HealthDay News — About one in five older adults reported cost-related medication nonadherence in 2022, according to a study published online May 18 in JAMA Network Open.
Stacie B. Dusetzina, Ph.D., from the Vanderbilt University School of Medicine in Nashville, Tennessee, and colleagues examined older adults’ cost-related medication nonadherence in a nationally representative survey of adults aged 65 years and older. Data were included from 2,005 respondents.
The researchers found that 20.2 percent of respondents reported cost-related medication nonadherence. Extreme forms of cost coping were reported by some respondents, including foregoing basic needs or going into debt to afford medications (8.5 and 4.8 percent, respectively). Overall, 89.0 percent of the respondents reported being comfortable or neutral about being screened for wanting to have medication cost conversations before a physician’s visit and 89.5 percent indicated a desire for use of a real-time benefit tool. Respondents reported concern regarding inaccurate prices, with 49.9 and 39.3 percent of those with and without cost-related nonadherence, respectively, reporting that they would be extremely upset if their actual medication price was more than estimated using the real-time benefit tool.
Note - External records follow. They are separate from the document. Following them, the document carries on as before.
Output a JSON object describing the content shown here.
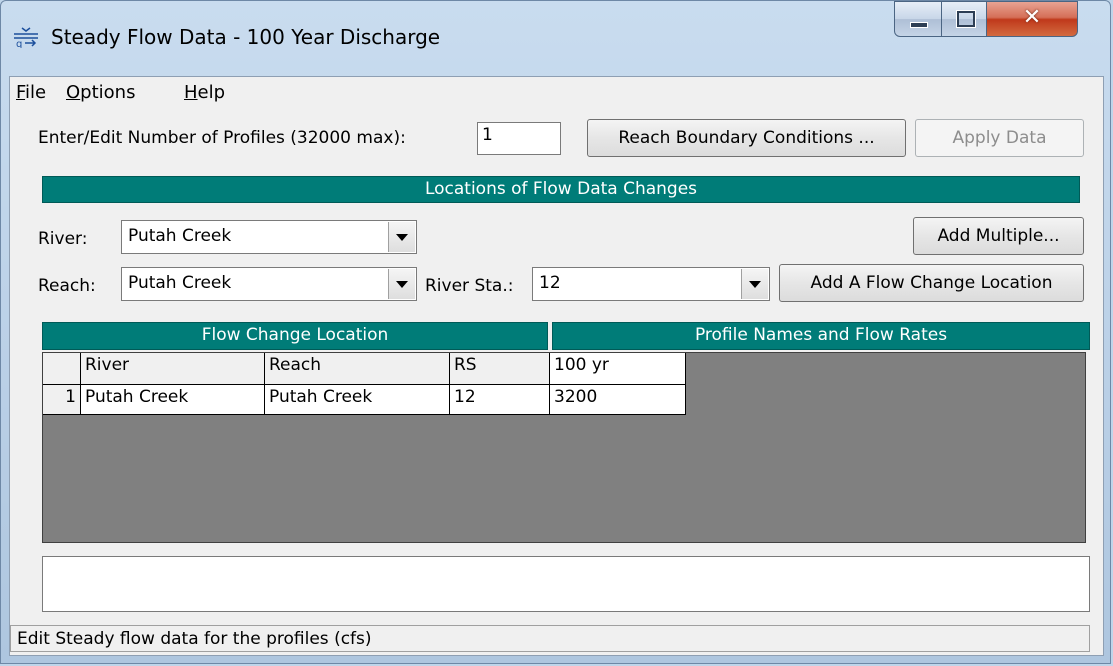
{
  "window": {
    "title": "Steady Flow Data - 100 Year Discharge"
  },
  "menu": {
    "file": "File",
    "options": "Options",
    "help": "Help"
  },
  "profiles": {
    "label": "Enter/Edit Number of Profiles (32000 max):",
    "value": "1"
  },
  "buttons": {
    "reach_boundary": "Reach Boundary Conditions ...",
    "apply_data": "Apply Data",
    "add_multiple": "Add Multiple...",
    "add_flow_change": "Add A Flow Change Location"
  },
  "locations_header": "Locations of Flow Data Changes",
  "river": {
    "label": "River:",
    "value": "Putah Creek"
  },
  "reach": {
    "label": "Reach:",
    "value": "Putah Creek"
  },
  "river_sta": {
    "label": "River Sta.:",
    "value": "12"
  },
  "table": {
    "left_header": "Flow Change Location",
    "right_header": "Profile Names and Flow Rates",
    "columns": [
      "River",
      "Reach",
      "RS",
      "100 yr"
    ],
    "rows": [
      {
        "num": "1",
        "river": "Putah Creek",
        "reach": "Putah Creek",
        "rs": "12",
        "flow": "3200"
      }
    ]
  },
  "status_text": "Edit Steady flow data for the profiles (cfs)",
  "colors": {
    "teal_header": "#007c78",
    "grid_bg": "#808080"
  }
}
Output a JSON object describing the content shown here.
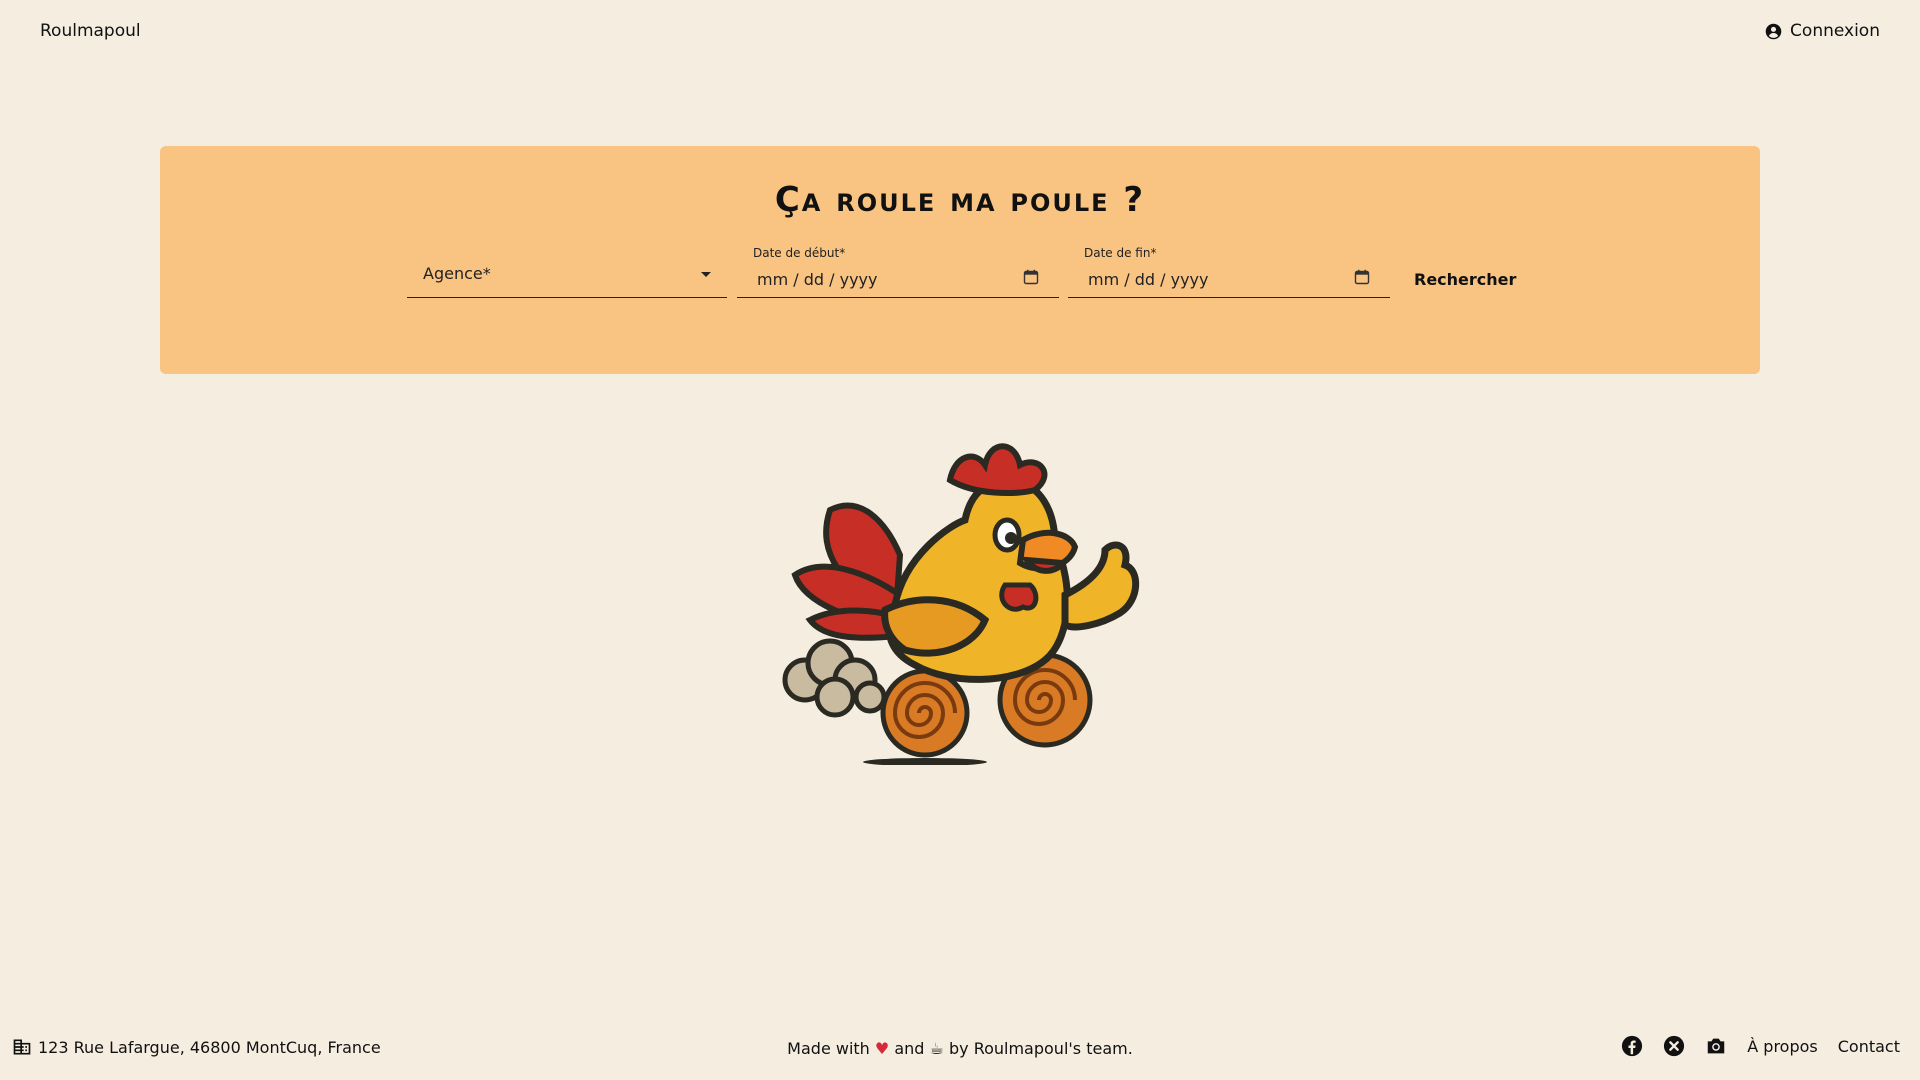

Nearly 80 percent of those with cost-related nonadherence reported that if the actual price was much more than the estimated price, it would affect their decision to start or keep taking a medication.
“Real-time benefit tools may increase cost-conscious prescribing and better prepare patients for the prices they will face at the pharmacy counter, but they do not reduce drug prices directly,” the authors write. “Broader efforts and policy reforms are needed to lower the prices of medications and to improve insurance coverage.”